  • Once they enter the school system, children choices will be influenced by their food environment and their peers. But you are preparing the lunch box!!!! Choose wisely.
  • As a parent, you can influence their food environment: get involved in school and community decisions!
  • Fundraising is an opportune area for parent involvement, especially in elementary schools.
  • The establishment of a school council in each school is mandatory in Ontario since 1997[1]. School councils are advisory bodies that may make recommendations to their principals or school boards on any matter.
  • You can choose to be a regular school council member or to be involved on specific workgroups or task forces, such as the nutrition committee. It does not exist? Just propose the creation of one and “recruit” other volunteers.
  • Start small, set concrete objectives and tap on existing resources to guide your work:

 

Ministry of Education: http://www.edu.gov.on.ca/eng/healthyschools/links.html

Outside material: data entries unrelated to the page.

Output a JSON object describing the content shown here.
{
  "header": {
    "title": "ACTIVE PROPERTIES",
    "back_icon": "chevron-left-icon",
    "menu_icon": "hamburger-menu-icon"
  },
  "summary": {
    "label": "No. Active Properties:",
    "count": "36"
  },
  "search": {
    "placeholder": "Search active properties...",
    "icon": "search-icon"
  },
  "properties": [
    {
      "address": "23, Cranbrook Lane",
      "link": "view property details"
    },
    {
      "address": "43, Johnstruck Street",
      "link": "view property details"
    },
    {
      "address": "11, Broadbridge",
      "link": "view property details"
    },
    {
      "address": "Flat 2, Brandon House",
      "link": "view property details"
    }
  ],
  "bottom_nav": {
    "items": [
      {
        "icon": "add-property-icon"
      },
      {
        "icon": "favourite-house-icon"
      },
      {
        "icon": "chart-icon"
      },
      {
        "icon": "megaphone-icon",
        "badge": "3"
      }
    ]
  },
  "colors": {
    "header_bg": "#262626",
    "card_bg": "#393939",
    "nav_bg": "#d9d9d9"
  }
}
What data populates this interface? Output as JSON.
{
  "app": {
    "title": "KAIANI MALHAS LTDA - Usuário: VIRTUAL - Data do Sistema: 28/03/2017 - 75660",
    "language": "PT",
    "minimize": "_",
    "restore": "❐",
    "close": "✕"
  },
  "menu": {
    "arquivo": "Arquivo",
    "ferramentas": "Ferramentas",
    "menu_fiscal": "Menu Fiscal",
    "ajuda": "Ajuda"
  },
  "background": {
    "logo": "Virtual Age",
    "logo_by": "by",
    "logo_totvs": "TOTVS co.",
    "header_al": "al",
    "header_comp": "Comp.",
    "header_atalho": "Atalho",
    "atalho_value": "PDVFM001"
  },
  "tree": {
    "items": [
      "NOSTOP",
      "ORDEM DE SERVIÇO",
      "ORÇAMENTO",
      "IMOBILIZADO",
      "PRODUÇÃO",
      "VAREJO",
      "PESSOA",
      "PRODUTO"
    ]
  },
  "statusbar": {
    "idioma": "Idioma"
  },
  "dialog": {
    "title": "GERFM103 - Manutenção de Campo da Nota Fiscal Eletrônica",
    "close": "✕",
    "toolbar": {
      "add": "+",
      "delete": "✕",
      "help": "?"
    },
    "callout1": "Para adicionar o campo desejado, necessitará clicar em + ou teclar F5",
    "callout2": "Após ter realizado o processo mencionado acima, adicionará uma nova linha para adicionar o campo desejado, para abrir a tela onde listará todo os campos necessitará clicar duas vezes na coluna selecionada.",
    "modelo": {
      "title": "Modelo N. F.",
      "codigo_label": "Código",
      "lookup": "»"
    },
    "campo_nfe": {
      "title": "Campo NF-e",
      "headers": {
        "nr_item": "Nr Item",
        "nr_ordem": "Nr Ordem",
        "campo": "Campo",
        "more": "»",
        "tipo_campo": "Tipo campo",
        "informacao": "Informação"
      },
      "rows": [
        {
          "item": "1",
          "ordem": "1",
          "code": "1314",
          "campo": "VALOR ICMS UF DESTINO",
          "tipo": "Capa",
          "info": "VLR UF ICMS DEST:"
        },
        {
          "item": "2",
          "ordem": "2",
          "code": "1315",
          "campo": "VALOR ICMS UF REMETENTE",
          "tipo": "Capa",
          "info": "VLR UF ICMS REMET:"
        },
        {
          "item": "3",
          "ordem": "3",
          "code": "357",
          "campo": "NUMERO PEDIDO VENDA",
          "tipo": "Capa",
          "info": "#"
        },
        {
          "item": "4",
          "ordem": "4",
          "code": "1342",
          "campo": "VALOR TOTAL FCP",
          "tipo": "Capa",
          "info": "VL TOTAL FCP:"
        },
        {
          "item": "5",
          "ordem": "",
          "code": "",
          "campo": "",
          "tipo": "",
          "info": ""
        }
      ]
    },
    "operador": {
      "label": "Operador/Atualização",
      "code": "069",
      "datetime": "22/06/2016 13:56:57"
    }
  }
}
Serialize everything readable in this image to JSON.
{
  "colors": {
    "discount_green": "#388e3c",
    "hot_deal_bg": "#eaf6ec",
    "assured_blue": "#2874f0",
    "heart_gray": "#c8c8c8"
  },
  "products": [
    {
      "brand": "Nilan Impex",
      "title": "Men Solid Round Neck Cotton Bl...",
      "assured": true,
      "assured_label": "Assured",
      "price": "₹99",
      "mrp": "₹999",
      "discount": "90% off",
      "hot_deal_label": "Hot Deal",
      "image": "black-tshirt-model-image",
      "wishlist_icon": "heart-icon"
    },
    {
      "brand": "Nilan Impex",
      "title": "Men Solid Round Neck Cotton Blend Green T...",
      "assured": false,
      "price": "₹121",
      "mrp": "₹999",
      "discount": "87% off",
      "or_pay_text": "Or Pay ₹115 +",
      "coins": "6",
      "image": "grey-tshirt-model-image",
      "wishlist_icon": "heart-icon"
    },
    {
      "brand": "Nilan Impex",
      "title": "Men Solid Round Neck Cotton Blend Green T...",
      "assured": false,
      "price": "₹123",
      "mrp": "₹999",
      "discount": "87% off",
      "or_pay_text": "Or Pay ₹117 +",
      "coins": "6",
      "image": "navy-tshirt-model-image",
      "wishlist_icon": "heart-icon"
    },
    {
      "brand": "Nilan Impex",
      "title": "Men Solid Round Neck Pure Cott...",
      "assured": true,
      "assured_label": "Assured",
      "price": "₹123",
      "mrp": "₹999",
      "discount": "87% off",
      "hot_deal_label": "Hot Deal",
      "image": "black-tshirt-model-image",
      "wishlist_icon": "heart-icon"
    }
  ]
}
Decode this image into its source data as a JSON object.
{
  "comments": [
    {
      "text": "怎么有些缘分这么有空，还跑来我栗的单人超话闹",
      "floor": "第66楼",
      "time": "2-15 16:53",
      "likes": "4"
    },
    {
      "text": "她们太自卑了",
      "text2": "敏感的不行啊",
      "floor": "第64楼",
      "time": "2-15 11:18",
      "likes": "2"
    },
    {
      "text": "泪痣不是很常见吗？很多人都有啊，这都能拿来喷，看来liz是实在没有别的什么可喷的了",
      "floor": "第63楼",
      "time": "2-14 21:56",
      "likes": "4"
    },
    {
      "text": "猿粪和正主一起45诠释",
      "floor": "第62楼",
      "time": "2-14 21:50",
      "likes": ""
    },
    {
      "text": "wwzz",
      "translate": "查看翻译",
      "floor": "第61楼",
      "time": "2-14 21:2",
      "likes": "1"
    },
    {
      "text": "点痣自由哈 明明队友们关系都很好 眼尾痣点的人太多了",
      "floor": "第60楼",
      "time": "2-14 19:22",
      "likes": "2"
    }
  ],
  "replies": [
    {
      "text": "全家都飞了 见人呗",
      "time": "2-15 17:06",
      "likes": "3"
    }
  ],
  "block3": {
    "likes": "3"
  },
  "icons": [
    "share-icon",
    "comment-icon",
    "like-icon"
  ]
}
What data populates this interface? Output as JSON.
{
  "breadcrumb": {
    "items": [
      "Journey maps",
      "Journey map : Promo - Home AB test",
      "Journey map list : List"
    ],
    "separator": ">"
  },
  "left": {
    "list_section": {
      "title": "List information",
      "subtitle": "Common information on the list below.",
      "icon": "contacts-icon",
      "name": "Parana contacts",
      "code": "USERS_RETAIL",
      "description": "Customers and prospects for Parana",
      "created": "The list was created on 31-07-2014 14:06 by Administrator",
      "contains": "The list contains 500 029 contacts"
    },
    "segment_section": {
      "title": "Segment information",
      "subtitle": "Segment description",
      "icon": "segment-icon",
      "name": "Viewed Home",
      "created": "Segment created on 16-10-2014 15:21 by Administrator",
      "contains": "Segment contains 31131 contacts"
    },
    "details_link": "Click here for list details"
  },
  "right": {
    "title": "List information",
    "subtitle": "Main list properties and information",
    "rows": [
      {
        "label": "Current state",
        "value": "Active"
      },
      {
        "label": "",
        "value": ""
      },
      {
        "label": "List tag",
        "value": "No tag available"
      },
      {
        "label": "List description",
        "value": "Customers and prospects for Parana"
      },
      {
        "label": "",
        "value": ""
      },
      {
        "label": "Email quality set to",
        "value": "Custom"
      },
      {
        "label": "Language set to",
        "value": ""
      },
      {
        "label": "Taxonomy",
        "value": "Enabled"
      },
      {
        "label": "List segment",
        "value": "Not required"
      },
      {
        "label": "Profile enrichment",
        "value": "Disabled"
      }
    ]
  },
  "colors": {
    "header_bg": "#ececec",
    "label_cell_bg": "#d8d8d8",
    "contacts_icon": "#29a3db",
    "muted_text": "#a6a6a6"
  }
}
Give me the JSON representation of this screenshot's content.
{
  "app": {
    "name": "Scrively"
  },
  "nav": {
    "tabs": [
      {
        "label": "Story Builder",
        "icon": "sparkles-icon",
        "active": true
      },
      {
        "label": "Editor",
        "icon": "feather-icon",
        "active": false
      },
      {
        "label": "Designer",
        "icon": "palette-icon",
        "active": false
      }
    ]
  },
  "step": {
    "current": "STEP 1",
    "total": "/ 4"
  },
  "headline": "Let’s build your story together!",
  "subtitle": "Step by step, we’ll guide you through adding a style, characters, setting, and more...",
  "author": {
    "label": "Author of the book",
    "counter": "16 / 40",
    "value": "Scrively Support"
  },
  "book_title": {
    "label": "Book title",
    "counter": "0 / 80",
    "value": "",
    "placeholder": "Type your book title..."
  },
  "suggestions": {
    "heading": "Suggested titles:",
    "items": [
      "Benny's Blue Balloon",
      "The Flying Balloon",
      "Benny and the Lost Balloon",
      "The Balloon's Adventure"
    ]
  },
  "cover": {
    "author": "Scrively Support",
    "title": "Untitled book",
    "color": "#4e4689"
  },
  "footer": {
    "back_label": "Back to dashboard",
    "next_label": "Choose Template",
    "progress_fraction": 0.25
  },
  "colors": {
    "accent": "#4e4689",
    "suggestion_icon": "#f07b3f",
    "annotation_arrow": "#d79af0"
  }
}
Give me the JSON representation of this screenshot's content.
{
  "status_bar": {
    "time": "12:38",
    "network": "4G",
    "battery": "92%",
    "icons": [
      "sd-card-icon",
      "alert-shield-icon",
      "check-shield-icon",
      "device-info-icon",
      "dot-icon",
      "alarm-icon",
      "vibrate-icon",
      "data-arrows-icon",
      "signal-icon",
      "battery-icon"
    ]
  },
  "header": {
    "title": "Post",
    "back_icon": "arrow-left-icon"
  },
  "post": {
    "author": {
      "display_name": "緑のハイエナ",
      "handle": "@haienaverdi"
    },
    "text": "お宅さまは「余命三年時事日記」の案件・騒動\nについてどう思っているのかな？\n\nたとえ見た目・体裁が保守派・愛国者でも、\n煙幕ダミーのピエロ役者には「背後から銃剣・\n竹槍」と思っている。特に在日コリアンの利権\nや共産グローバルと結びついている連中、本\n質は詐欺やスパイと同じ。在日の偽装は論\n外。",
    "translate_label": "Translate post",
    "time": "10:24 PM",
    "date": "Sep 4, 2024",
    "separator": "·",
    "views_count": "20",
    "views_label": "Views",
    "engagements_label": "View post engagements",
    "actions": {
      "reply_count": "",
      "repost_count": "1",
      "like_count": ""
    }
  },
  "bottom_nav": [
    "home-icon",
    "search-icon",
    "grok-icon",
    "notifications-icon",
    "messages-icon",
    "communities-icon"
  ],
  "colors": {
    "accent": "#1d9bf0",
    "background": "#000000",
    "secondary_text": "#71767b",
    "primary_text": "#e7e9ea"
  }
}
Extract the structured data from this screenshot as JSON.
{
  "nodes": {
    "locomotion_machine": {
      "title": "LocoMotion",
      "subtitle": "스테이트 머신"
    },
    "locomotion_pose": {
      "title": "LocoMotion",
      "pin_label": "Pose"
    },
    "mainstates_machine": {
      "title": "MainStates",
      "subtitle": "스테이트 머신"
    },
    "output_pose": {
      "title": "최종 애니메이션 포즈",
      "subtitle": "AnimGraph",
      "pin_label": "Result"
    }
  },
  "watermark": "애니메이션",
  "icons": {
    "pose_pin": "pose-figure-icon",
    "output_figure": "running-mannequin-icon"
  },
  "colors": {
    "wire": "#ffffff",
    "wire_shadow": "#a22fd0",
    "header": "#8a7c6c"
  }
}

Ottawa Public Health: http://ottawa.ca/en/residents/public-health/resources-teachers-and-employers/resources-and-curriculum-support

Just Food: http://justfood.ca/ottawa-food-action-plan/healthy-school-food-environments-in-ottawa/

NTS online community: http://nutritiontoolsforschools.ca/

Healthy schools 2020: http://www.healthyschools2020.ca/en_tools_and_resources.php

  • Look for ideas on non-food or healthier food fundraising activitie;, Nutrition Tools for Schools (NTS; Healthy Fundraising Fact Sheet; list of some local vendors which schools might find helpful.

http://www.healthyschools2020.ca/pdf/School%20Fundraising%20Ideas%20Final%20March%202012.pdf

[1] Ontario. Ministry of Education (2001) School Councils. A guide for members http://www.edu.gov.on.ca/eng/general/elemsec/council/council02.pdf

Register Now! School Lunches: What’s on the Menu, Ottawa?

Join us for an event to discuss promoting healthy food in our schools, K to Grade 12

Who should attend? Parents, students, educators, health workers, food providers, community members

Learn about innovative food and nutrition programs, school food policy, parents and students getting involved

Agenda
6 – 7:00 pm Displays and Networking
7 pm – 8:30 pm Keynote Speaker and Panel Discussion
Keynote Speaker: Pascale Messier, Ottawa Public Health Dietitian
Regional perspective: ​Laurie Dojeiji​, Health Promotion Manager, Champlain CVD Prevention Network
Teacher perspective: ​Sally Collins​, High School Teacher, Lead on the Healthy Eating Grant provided by the Ministry of Education, Norman Johnston Alternate Program
Student perspective: ​Samuele-Lyn​ LaRocque, G12 Student, Student Representative on the Healthy Eating Working Committee, Norman Johnston Alternate
Senior Management perspective: ​Christopher Mes​, Principal, Immaculata High School
Parent perspective: ​Alejandra Dubois​, Parent, School Council, école secondaire publique Gisèle-Lalonde
La periode de questions et réponses sera bilingue : anglais-français

WHEN:  Tuesday, May 12, 2015, 6 – 8:30pm

WHERE:  Immaculata High School
140 Main St.  Main Entrance (enter from parking lot)

See a blog by OFPC Council member Rob Lazzinnaro, RD, of the Bariatric Medical Institute about this event here.

CONTACT: Email info@ofpc-cpao.ca or call Olly Wodin at 613 244 2792

TO REGISTER: click here